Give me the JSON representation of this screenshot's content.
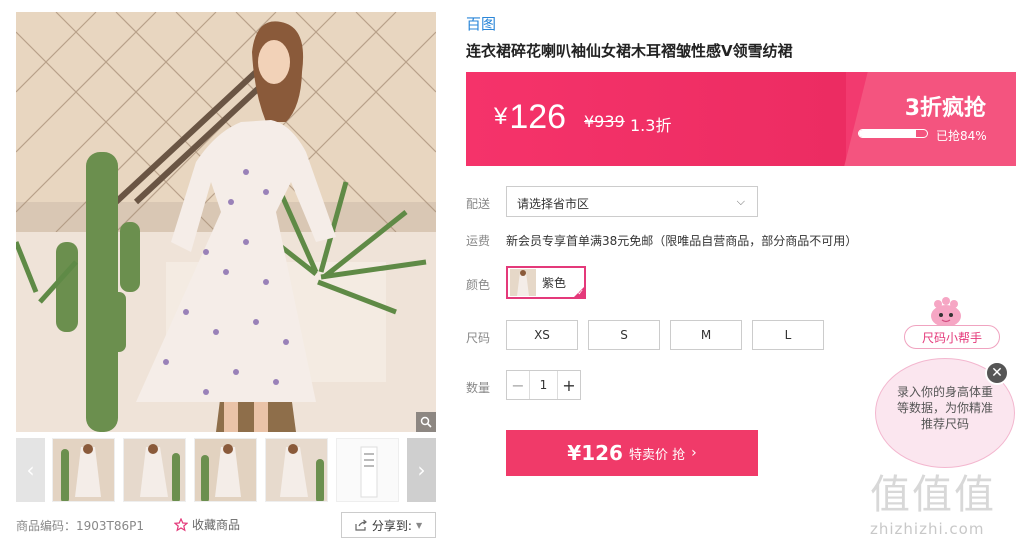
{
  "product": {
    "brand": "百图",
    "title": "连衣裙碎花喇叭袖仙女裙木耳褶皱性感V领雪纺裙",
    "sku_label": "商品编码：1903T86P1",
    "favorite_label": "收藏商品",
    "share_label": "分享到:"
  },
  "price": {
    "currency": "¥",
    "current": "126",
    "original": "¥939",
    "discount": "1.3折",
    "flash_title": "3折疯抢",
    "sold_text": "已抢84%",
    "sold_percent": 84
  },
  "form": {
    "delivery_label": "配送",
    "delivery_placeholder": "请选择省市区",
    "shipping_label": "运费",
    "shipping_text": "新会员专享首单满38元免邮（限唯品自营商品，部分商品不可用）",
    "color_label": "颜色",
    "color_value": "紫色",
    "size_label": "尺码",
    "sizes": [
      "XS",
      "S",
      "M",
      "L"
    ],
    "qty_label": "数量",
    "qty_value": "1",
    "qty_minus": "−",
    "qty_plus": "+"
  },
  "buy": {
    "price": "¥126",
    "label": "特卖价 抢"
  },
  "helper": {
    "tag": "尺码小帮手",
    "text": "录入你的身高体重等数据，为你精准推荐尺码",
    "close": "✕"
  },
  "watermark": {
    "logo": "值值值",
    "url": "zhizhizhi.com"
  },
  "icons": {
    "zoom": "magnifier-icon",
    "star": "star-icon",
    "share": "share-icon",
    "chevron": "chevron-down-icon",
    "buy_chevron": "chevron-right-icon",
    "close": "close-icon"
  },
  "colors": {
    "accent": "#f03a69",
    "brand_link": "#2a86d8",
    "selected": "#e4397a"
  }
}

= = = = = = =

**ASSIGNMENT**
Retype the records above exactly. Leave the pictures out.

**RESPONSE TO THIS TASK**
Give me the JSON representation of this screenshot's content.
{
  "product": {
    "brand": "百图",
    "title": "连衣裙碎花喇叭袖仙女裙木耳褶皱性感V领雪纺裙",
    "sku_label": "商品编码：1903T86P1",
    "favorite_label": "收藏商品",
    "share_label": "分享到:"
  },
  "price": {
    "currency": "¥",
    "current": "126",
    "original": "¥939",
    "discount": "1.3折",
    "flash_title": "3折疯抢",
    "sold_text": "已抢84%",
    "sold_percent": 84
  },
  "form": {
    "delivery_label": "配送",
    "delivery_placeholder": "请选择省市区",
    "shipping_label": "运费",
    "shipping_text": "新会员专享首单满38元免邮（限唯品自营商品，部分商品不可用）",
    "color_label": "颜色",
    "color_value": "紫色",
    "size_label": "尺码",
    "sizes": [
      "XS",
      "S",
      "M",
      "L"
    ],
    "qty_label": "数量",
    "qty_value": "1",
    "qty_minus": "−",
    "qty_plus": "+"
  },
  "buy": {
    "price": "¥126",
    "label": "特卖价 抢"
  },
  "helper": {
    "tag": "尺码小帮手",
    "text": "录入你的身高体重等数据，为你精准推荐尺码",
    "close": "✕"
  },
  "watermark": {
    "logo": "值值值",
    "url": "zhizhizhi.com"
  },
  "icons": {
    "zoom": "magnifier-icon",
    "star": "star-icon",
    "share": "share-icon",
    "chevron": "chevron-down-icon",
    "buy_chevron": "chevron-right-icon",
    "close": "close-icon"
  },
  "colors": {
    "accent": "#f03a69",
    "brand_link": "#2a86d8",
    "selected": "#e4397a"
  }
}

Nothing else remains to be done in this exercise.